[Website and app data records]
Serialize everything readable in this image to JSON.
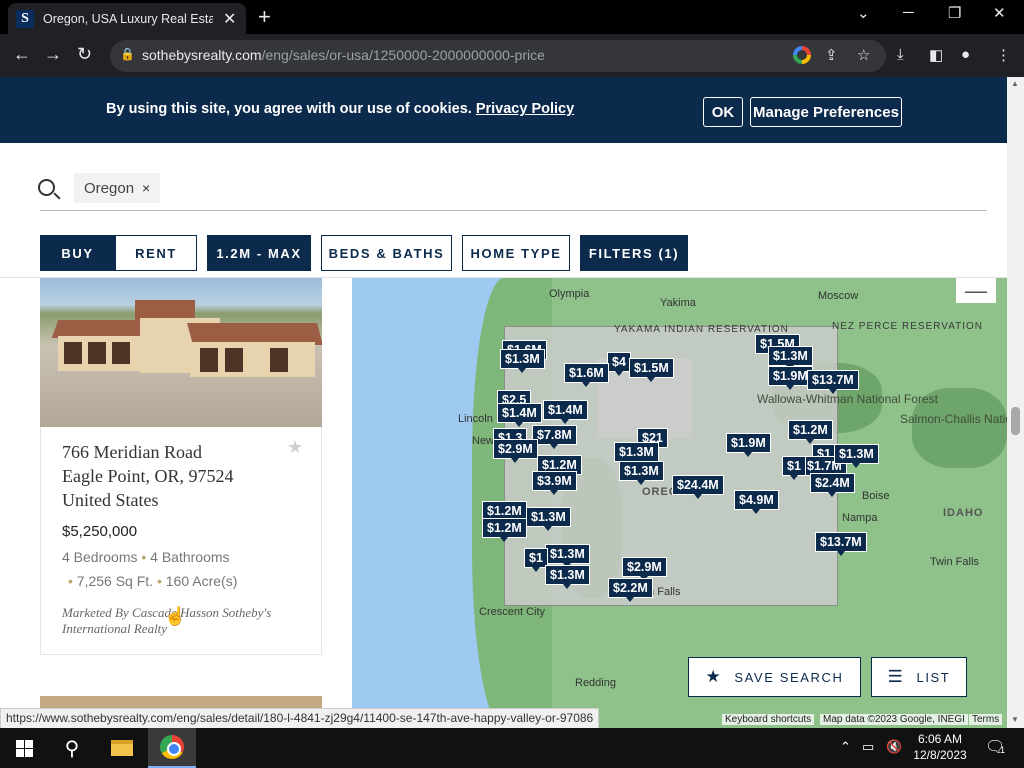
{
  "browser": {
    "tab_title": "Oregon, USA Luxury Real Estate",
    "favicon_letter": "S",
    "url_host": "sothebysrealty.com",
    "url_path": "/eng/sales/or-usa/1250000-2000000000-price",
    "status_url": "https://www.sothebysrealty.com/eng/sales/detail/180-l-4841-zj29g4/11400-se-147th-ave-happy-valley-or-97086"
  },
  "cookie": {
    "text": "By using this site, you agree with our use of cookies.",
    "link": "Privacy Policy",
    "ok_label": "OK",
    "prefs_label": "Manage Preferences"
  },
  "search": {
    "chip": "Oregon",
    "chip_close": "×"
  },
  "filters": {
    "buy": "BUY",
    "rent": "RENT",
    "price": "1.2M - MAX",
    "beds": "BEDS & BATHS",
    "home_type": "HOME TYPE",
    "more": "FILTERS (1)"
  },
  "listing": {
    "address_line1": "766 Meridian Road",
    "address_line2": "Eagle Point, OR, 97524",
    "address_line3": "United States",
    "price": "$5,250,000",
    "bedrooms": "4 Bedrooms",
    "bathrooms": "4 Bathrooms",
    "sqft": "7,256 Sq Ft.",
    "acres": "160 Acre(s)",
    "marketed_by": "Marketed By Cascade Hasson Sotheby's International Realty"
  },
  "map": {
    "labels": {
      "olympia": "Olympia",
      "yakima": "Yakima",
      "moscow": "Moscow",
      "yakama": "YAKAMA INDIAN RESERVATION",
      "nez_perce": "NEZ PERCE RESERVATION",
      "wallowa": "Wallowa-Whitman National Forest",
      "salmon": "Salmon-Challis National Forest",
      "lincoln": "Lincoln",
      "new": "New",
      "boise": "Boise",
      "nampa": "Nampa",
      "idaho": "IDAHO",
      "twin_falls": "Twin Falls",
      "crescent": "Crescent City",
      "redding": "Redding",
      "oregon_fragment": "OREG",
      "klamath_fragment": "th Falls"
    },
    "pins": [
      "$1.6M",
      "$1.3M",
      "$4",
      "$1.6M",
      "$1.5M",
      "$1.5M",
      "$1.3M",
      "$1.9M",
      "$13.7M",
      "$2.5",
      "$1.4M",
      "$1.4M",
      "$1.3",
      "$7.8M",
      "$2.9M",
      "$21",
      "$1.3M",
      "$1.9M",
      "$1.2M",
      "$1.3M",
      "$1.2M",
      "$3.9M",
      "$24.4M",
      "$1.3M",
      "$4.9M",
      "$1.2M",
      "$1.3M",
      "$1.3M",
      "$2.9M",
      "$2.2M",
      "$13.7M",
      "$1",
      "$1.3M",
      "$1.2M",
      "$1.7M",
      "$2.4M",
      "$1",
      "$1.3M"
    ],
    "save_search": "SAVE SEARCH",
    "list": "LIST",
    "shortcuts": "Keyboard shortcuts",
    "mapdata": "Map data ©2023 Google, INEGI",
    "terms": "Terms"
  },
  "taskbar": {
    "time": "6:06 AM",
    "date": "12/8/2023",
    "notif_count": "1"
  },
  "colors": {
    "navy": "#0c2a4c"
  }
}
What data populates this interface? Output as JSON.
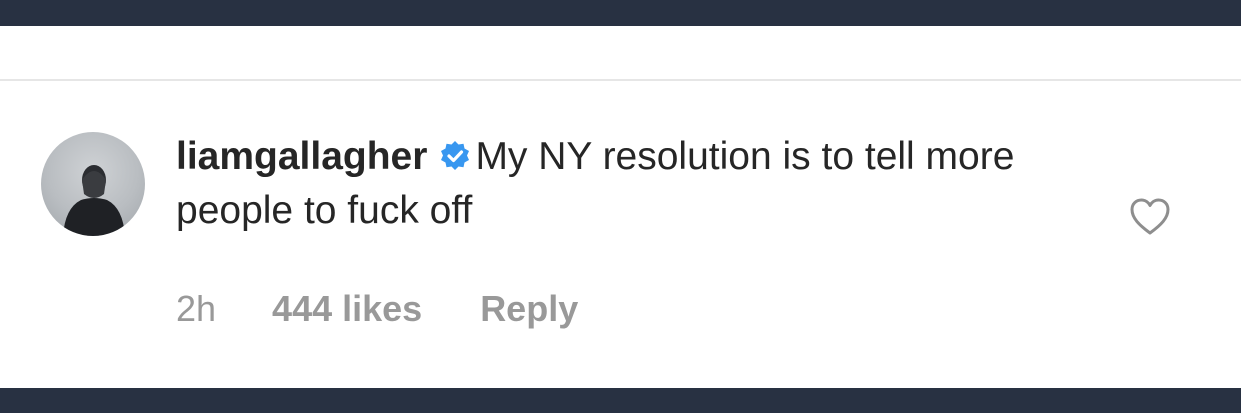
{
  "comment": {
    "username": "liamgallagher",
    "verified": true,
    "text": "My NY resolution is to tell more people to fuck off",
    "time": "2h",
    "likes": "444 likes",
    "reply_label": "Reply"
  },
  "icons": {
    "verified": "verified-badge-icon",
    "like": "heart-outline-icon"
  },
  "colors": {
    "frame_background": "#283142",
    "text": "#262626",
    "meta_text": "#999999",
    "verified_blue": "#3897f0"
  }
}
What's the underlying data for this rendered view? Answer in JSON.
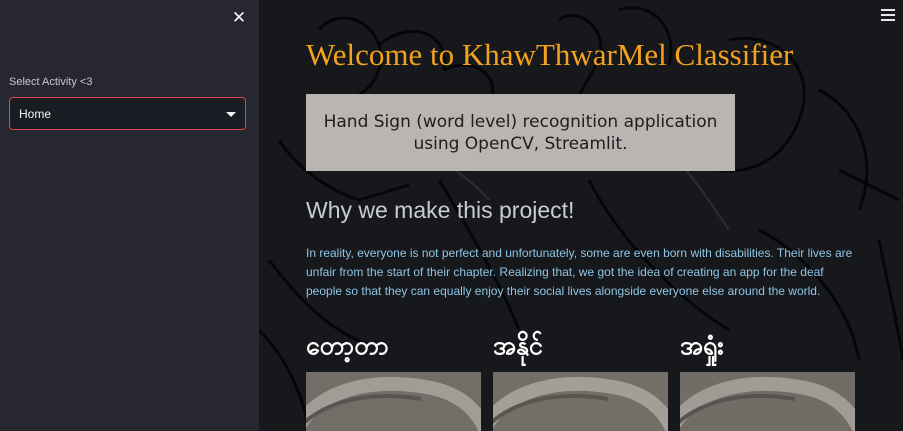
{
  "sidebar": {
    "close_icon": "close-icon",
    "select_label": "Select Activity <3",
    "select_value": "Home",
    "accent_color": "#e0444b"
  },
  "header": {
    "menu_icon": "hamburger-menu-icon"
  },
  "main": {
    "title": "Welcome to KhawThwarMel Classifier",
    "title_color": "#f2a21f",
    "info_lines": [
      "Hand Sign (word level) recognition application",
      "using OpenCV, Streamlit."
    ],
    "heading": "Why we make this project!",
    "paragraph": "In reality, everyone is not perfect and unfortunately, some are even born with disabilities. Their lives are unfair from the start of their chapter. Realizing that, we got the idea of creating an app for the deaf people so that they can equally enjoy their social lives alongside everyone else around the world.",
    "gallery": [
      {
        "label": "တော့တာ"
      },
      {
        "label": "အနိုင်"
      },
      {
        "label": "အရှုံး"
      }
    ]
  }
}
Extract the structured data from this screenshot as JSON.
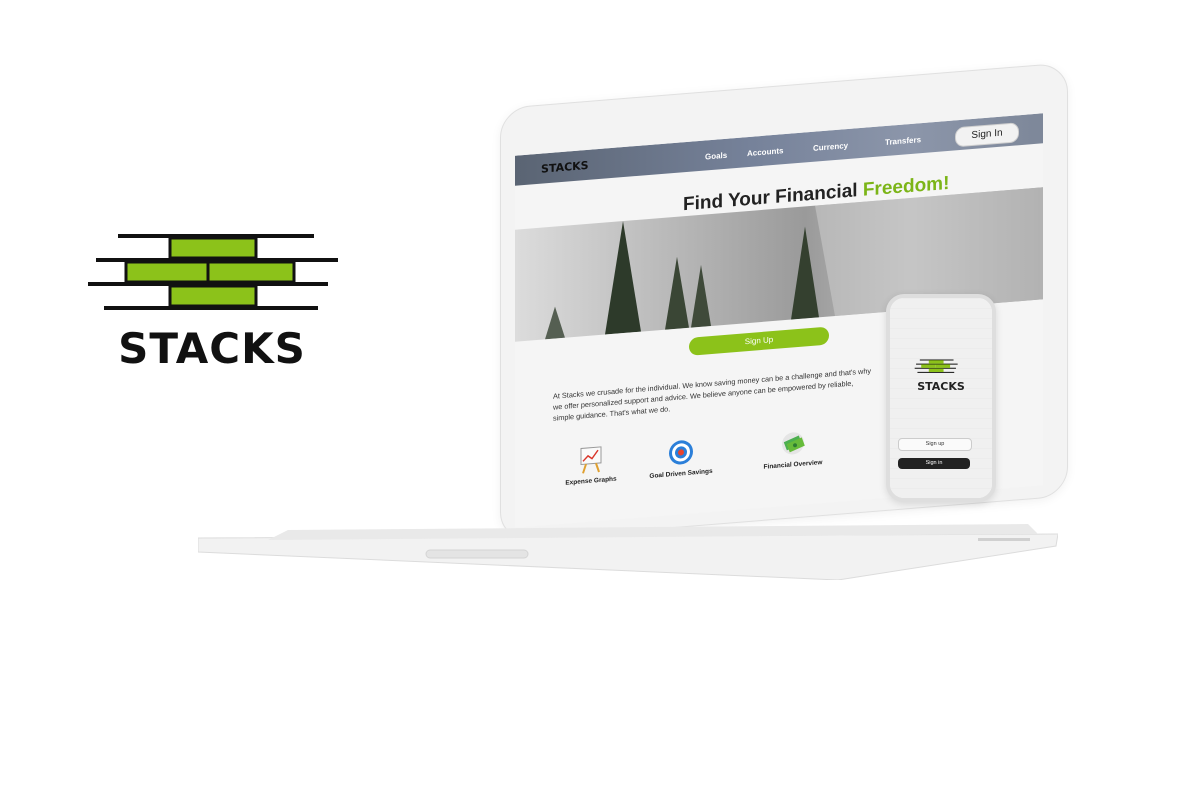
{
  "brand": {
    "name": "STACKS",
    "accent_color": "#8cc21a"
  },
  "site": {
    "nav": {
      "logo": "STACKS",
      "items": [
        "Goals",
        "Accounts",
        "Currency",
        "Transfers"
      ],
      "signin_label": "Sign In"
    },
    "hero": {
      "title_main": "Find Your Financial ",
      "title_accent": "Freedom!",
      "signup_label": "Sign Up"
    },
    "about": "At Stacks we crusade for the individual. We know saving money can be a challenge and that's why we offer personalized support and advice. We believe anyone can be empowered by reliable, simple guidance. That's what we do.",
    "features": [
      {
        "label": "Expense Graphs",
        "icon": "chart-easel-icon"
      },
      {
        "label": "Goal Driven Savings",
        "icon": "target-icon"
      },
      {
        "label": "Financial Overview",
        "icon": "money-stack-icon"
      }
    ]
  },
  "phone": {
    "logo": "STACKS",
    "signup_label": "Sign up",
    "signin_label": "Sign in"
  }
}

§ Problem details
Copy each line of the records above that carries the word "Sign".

§ Reply
      "Hand Sign (word level) recognition application",
      "signin_label": "Sign In"
      "signup_label": "Sign Up"
    "signup_label": "Sign up",
    "signin_label": "Sign in"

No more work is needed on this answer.